TASK REQUIREMENTS:
Before copying, remove every picture, and then repeat all entries below precisely as written.
BEGIN SUPPLIED MATERIAL
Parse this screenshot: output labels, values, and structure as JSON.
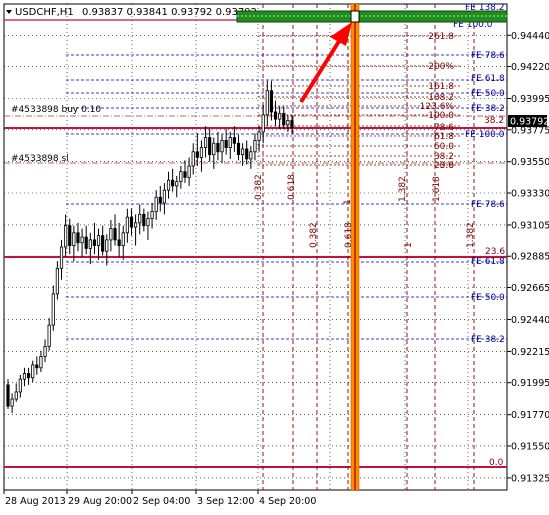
{
  "header": {
    "symbol": "USDCHF,H1",
    "ohlc": "0.93837 0.93841 0.93792 0.93792"
  },
  "chart_data": {
    "type": "candlestick",
    "symbol": "USDCHF",
    "timeframe": "H1",
    "ylim": [
      0.9124,
      0.9466
    ],
    "y_ticks": [
      0.9444,
      0.9422,
      0.93995,
      0.93775,
      0.9355,
      0.9333,
      0.93105,
      0.92885,
      0.92665,
      0.9244,
      0.92215,
      0.91995,
      0.9177,
      0.9155,
      0.91325
    ],
    "y_tick_labels": [
      "0.94440",
      "0.94220",
      "0.93995",
      "0.93775",
      "0.93550",
      "0.93330",
      "0.93105",
      "0.92885",
      "0.92665",
      "0.92440",
      "0.92215",
      "0.91995",
      "0.91770",
      "0.91550",
      "0.91325"
    ],
    "current_price": 0.93792,
    "current_price_label": "0.93792",
    "x_tick_labels": [
      "28 Aug 2013",
      "29 Aug 20:00",
      "2 Sep 04:00",
      "3 Sep 12:00",
      "4 Sep 20:00"
    ],
    "order_labels": [
      "#4533898 buy 0.10",
      "#4533898 sl"
    ],
    "fibo_expansion_labels": [
      "261.8",
      "200%",
      "161.8",
      "138.2",
      "123.6%",
      "100.0",
      "78.6",
      "61.8",
      "50.0",
      "38.2",
      "23.6",
      "0.0"
    ],
    "fe_labels_right": [
      "FE 78.6",
      "FE 61.8",
      "FE 50.0",
      "FE 38.2",
      "FE 100.0",
      "FE 78.6",
      "FE 61.8",
      "FE 50.0",
      "FE 38.2",
      "FE 138.2",
      "FE 100.0"
    ],
    "fibo_right_levels": [
      "38.2",
      "23.6",
      "0.0",
      "50.0",
      "30.0"
    ],
    "time_zone_labels": [
      "0.382",
      "0.618",
      "1",
      "1.382",
      "1.618",
      "0.382",
      "0.618",
      "1",
      "1.382"
    ],
    "highlighted_time_zone": "1",
    "colors": {
      "bull": "#ffffff",
      "bear": "#000000",
      "candle_outline": "#000000",
      "grid": "#000000",
      "fibo": "#800000",
      "fe": "#0000a0",
      "level_line": "#c0143c",
      "time_zone_highlight": "#ff8c00",
      "arrow": "#ff0000",
      "top_band": "#228b22"
    },
    "candles": [
      [
        0.9198,
        0.9202,
        0.9181,
        0.9183
      ],
      [
        0.9183,
        0.9192,
        0.9178,
        0.9188
      ],
      [
        0.9188,
        0.9199,
        0.9186,
        0.9193
      ],
      [
        0.9193,
        0.9205,
        0.9189,
        0.9202
      ],
      [
        0.9202,
        0.921,
        0.9197,
        0.9206
      ],
      [
        0.9206,
        0.921,
        0.9198,
        0.9203
      ],
      [
        0.9203,
        0.9215,
        0.92,
        0.9212
      ],
      [
        0.9212,
        0.9218,
        0.9205,
        0.921
      ],
      [
        0.921,
        0.9222,
        0.9207,
        0.9218
      ],
      [
        0.9218,
        0.923,
        0.9214,
        0.9225
      ],
      [
        0.9225,
        0.9245,
        0.9222,
        0.924
      ],
      [
        0.924,
        0.9268,
        0.9236,
        0.9262
      ],
      [
        0.9262,
        0.9285,
        0.9258,
        0.928
      ],
      [
        0.928,
        0.93,
        0.9272,
        0.9295
      ],
      [
        0.9295,
        0.9318,
        0.9288,
        0.931
      ],
      [
        0.931,
        0.9315,
        0.929,
        0.9296
      ],
      [
        0.9296,
        0.931,
        0.9285,
        0.9305
      ],
      [
        0.9305,
        0.9312,
        0.9292,
        0.9298
      ],
      [
        0.9298,
        0.9308,
        0.9288,
        0.9302
      ],
      [
        0.9302,
        0.931,
        0.929,
        0.9294
      ],
      [
        0.9294,
        0.9305,
        0.9283,
        0.93
      ],
      [
        0.93,
        0.9312,
        0.929,
        0.9296
      ],
      [
        0.9296,
        0.9308,
        0.9286,
        0.9303
      ],
      [
        0.9303,
        0.931,
        0.9289,
        0.9292
      ],
      [
        0.9292,
        0.9304,
        0.9282,
        0.93
      ],
      [
        0.93,
        0.9314,
        0.9292,
        0.9308
      ],
      [
        0.9308,
        0.9318,
        0.9296,
        0.93
      ],
      [
        0.93,
        0.9312,
        0.9288,
        0.9296
      ],
      [
        0.9296,
        0.931,
        0.9286,
        0.9305
      ],
      [
        0.9305,
        0.9322,
        0.9298,
        0.9316
      ],
      [
        0.9316,
        0.9322,
        0.9303,
        0.9309
      ],
      [
        0.9309,
        0.9318,
        0.9296,
        0.9312
      ],
      [
        0.9312,
        0.9325,
        0.9304,
        0.9318
      ],
      [
        0.9318,
        0.9322,
        0.9306,
        0.931
      ],
      [
        0.931,
        0.932,
        0.93,
        0.9315
      ],
      [
        0.9315,
        0.9326,
        0.9308,
        0.932
      ],
      [
        0.932,
        0.9335,
        0.9314,
        0.933
      ],
      [
        0.933,
        0.9338,
        0.932,
        0.9326
      ],
      [
        0.9326,
        0.934,
        0.9318,
        0.9335
      ],
      [
        0.9335,
        0.9348,
        0.9329,
        0.9342
      ],
      [
        0.9342,
        0.935,
        0.9334,
        0.9338
      ],
      [
        0.9338,
        0.9345,
        0.933,
        0.9341
      ],
      [
        0.9341,
        0.9352,
        0.9336,
        0.9348
      ],
      [
        0.9348,
        0.9356,
        0.934,
        0.9344
      ],
      [
        0.9344,
        0.9358,
        0.9338,
        0.9352
      ],
      [
        0.9352,
        0.9368,
        0.9346,
        0.9362
      ],
      [
        0.9362,
        0.9375,
        0.9352,
        0.9358
      ],
      [
        0.9358,
        0.937,
        0.9348,
        0.9365
      ],
      [
        0.9365,
        0.938,
        0.9358,
        0.9372
      ],
      [
        0.9372,
        0.9378,
        0.9355,
        0.936
      ],
      [
        0.936,
        0.9372,
        0.935,
        0.9368
      ],
      [
        0.9368,
        0.9376,
        0.9356,
        0.9362
      ],
      [
        0.9362,
        0.9374,
        0.9354,
        0.937
      ],
      [
        0.937,
        0.9378,
        0.936,
        0.9365
      ],
      [
        0.9365,
        0.9376,
        0.9357,
        0.9372
      ],
      [
        0.9372,
        0.938,
        0.9362,
        0.9368
      ],
      [
        0.9368,
        0.9374,
        0.9356,
        0.936
      ],
      [
        0.936,
        0.9368,
        0.9352,
        0.9364
      ],
      [
        0.9364,
        0.937,
        0.9353,
        0.9357
      ],
      [
        0.9357,
        0.9366,
        0.935,
        0.9362
      ],
      [
        0.9362,
        0.9375,
        0.9356,
        0.937
      ],
      [
        0.937,
        0.938,
        0.9362,
        0.9376
      ],
      [
        0.9376,
        0.9395,
        0.9368,
        0.9388
      ],
      [
        0.9388,
        0.9412,
        0.938,
        0.9405
      ],
      [
        0.9405,
        0.9412,
        0.9384,
        0.939
      ],
      [
        0.939,
        0.9398,
        0.938,
        0.9385
      ],
      [
        0.9385,
        0.9394,
        0.9378,
        0.9389
      ],
      [
        0.9389,
        0.9394,
        0.9378,
        0.9381
      ],
      [
        0.9381,
        0.9388,
        0.9376,
        0.9384
      ],
      [
        0.9384,
        0.9388,
        0.9375,
        0.93792
      ]
    ]
  }
}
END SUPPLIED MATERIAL
EXERCISE RESPONSE:
Parse this screenshot: output labels, values, and structure as JSON.
{
  "header": {
    "symbol": "USDCHF,H1",
    "ohlc": "0.93837 0.93841 0.93792 0.93792"
  },
  "chart_data": {
    "type": "candlestick",
    "symbol": "USDCHF",
    "timeframe": "H1",
    "ylim": [
      0.9124,
      0.9466
    ],
    "y_ticks": [
      0.9444,
      0.9422,
      0.93995,
      0.93775,
      0.9355,
      0.9333,
      0.93105,
      0.92885,
      0.92665,
      0.9244,
      0.92215,
      0.91995,
      0.9177,
      0.9155,
      0.91325
    ],
    "y_tick_labels": [
      "0.94440",
      "0.94220",
      "0.93995",
      "0.93775",
      "0.93550",
      "0.93330",
      "0.93105",
      "0.92885",
      "0.92665",
      "0.92440",
      "0.92215",
      "0.91995",
      "0.91770",
      "0.91550",
      "0.91325"
    ],
    "current_price": 0.93792,
    "current_price_label": "0.93792",
    "x_tick_labels": [
      "28 Aug 2013",
      "29 Aug 20:00",
      "2 Sep 04:00",
      "3 Sep 12:00",
      "4 Sep 20:00"
    ],
    "order_labels": [
      "#4533898 buy 0.10",
      "#4533898 sl"
    ],
    "fibo_expansion_labels": [
      "261.8",
      "200%",
      "161.8",
      "138.2",
      "123.6%",
      "100.0",
      "78.6",
      "61.8",
      "50.0",
      "38.2",
      "23.6",
      "0.0"
    ],
    "fe_labels_right": [
      "FE 78.6",
      "FE 61.8",
      "FE 50.0",
      "FE 38.2",
      "FE 100.0",
      "FE 78.6",
      "FE 61.8",
      "FE 50.0",
      "FE 38.2",
      "FE 138.2",
      "FE 100.0"
    ],
    "fibo_right_levels": [
      "38.2",
      "23.6",
      "0.0",
      "50.0",
      "30.0"
    ],
    "time_zone_labels": [
      "0.382",
      "0.618",
      "1",
      "1.382",
      "1.618",
      "0.382",
      "0.618",
      "1",
      "1.382"
    ],
    "highlighted_time_zone": "1",
    "colors": {
      "bull": "#ffffff",
      "bear": "#000000",
      "candle_outline": "#000000",
      "grid": "#000000",
      "fibo": "#800000",
      "fe": "#0000a0",
      "level_line": "#c0143c",
      "time_zone_highlight": "#ff8c00",
      "arrow": "#ff0000",
      "top_band": "#228b22"
    },
    "candles": [
      [
        0.9198,
        0.9202,
        0.9181,
        0.9183
      ],
      [
        0.9183,
        0.9192,
        0.9178,
        0.9188
      ],
      [
        0.9188,
        0.9199,
        0.9186,
        0.9193
      ],
      [
        0.9193,
        0.9205,
        0.9189,
        0.9202
      ],
      [
        0.9202,
        0.921,
        0.9197,
        0.9206
      ],
      [
        0.9206,
        0.921,
        0.9198,
        0.9203
      ],
      [
        0.9203,
        0.9215,
        0.92,
        0.9212
      ],
      [
        0.9212,
        0.9218,
        0.9205,
        0.921
      ],
      [
        0.921,
        0.9222,
        0.9207,
        0.9218
      ],
      [
        0.9218,
        0.923,
        0.9214,
        0.9225
      ],
      [
        0.9225,
        0.9245,
        0.9222,
        0.924
      ],
      [
        0.924,
        0.9268,
        0.9236,
        0.9262
      ],
      [
        0.9262,
        0.9285,
        0.9258,
        0.928
      ],
      [
        0.928,
        0.93,
        0.9272,
        0.9295
      ],
      [
        0.9295,
        0.9318,
        0.9288,
        0.931
      ],
      [
        0.931,
        0.9315,
        0.929,
        0.9296
      ],
      [
        0.9296,
        0.931,
        0.9285,
        0.9305
      ],
      [
        0.9305,
        0.9312,
        0.9292,
        0.9298
      ],
      [
        0.9298,
        0.9308,
        0.9288,
        0.9302
      ],
      [
        0.9302,
        0.931,
        0.929,
        0.9294
      ],
      [
        0.9294,
        0.9305,
        0.9283,
        0.93
      ],
      [
        0.93,
        0.9312,
        0.929,
        0.9296
      ],
      [
        0.9296,
        0.9308,
        0.9286,
        0.9303
      ],
      [
        0.9303,
        0.931,
        0.9289,
        0.9292
      ],
      [
        0.9292,
        0.9304,
        0.9282,
        0.93
      ],
      [
        0.93,
        0.9314,
        0.9292,
        0.9308
      ],
      [
        0.9308,
        0.9318,
        0.9296,
        0.93
      ],
      [
        0.93,
        0.9312,
        0.9288,
        0.9296
      ],
      [
        0.9296,
        0.931,
        0.9286,
        0.9305
      ],
      [
        0.9305,
        0.9322,
        0.9298,
        0.9316
      ],
      [
        0.9316,
        0.9322,
        0.9303,
        0.9309
      ],
      [
        0.9309,
        0.9318,
        0.9296,
        0.9312
      ],
      [
        0.9312,
        0.9325,
        0.9304,
        0.9318
      ],
      [
        0.9318,
        0.9322,
        0.9306,
        0.931
      ],
      [
        0.931,
        0.932,
        0.93,
        0.9315
      ],
      [
        0.9315,
        0.9326,
        0.9308,
        0.932
      ],
      [
        0.932,
        0.9335,
        0.9314,
        0.933
      ],
      [
        0.933,
        0.9338,
        0.932,
        0.9326
      ],
      [
        0.9326,
        0.934,
        0.9318,
        0.9335
      ],
      [
        0.9335,
        0.9348,
        0.9329,
        0.9342
      ],
      [
        0.9342,
        0.935,
        0.9334,
        0.9338
      ],
      [
        0.9338,
        0.9345,
        0.933,
        0.9341
      ],
      [
        0.9341,
        0.9352,
        0.9336,
        0.9348
      ],
      [
        0.9348,
        0.9356,
        0.934,
        0.9344
      ],
      [
        0.9344,
        0.9358,
        0.9338,
        0.9352
      ],
      [
        0.9352,
        0.9368,
        0.9346,
        0.9362
      ],
      [
        0.9362,
        0.9375,
        0.9352,
        0.9358
      ],
      [
        0.9358,
        0.937,
        0.9348,
        0.9365
      ],
      [
        0.9365,
        0.938,
        0.9358,
        0.9372
      ],
      [
        0.9372,
        0.9378,
        0.9355,
        0.936
      ],
      [
        0.936,
        0.9372,
        0.935,
        0.9368
      ],
      [
        0.9368,
        0.9376,
        0.9356,
        0.9362
      ],
      [
        0.9362,
        0.9374,
        0.9354,
        0.937
      ],
      [
        0.937,
        0.9378,
        0.936,
        0.9365
      ],
      [
        0.9365,
        0.9376,
        0.9357,
        0.9372
      ],
      [
        0.9372,
        0.938,
        0.9362,
        0.9368
      ],
      [
        0.9368,
        0.9374,
        0.9356,
        0.936
      ],
      [
        0.936,
        0.9368,
        0.9352,
        0.9364
      ],
      [
        0.9364,
        0.937,
        0.9353,
        0.9357
      ],
      [
        0.9357,
        0.9366,
        0.935,
        0.9362
      ],
      [
        0.9362,
        0.9375,
        0.9356,
        0.937
      ],
      [
        0.937,
        0.938,
        0.9362,
        0.9376
      ],
      [
        0.9376,
        0.9395,
        0.9368,
        0.9388
      ],
      [
        0.9388,
        0.9412,
        0.938,
        0.9405
      ],
      [
        0.9405,
        0.9412,
        0.9384,
        0.939
      ],
      [
        0.939,
        0.9398,
        0.938,
        0.9385
      ],
      [
        0.9385,
        0.9394,
        0.9378,
        0.9389
      ],
      [
        0.9389,
        0.9394,
        0.9378,
        0.9381
      ],
      [
        0.9381,
        0.9388,
        0.9376,
        0.9384
      ],
      [
        0.9384,
        0.9388,
        0.9375,
        0.93792
      ]
    ]
  }
}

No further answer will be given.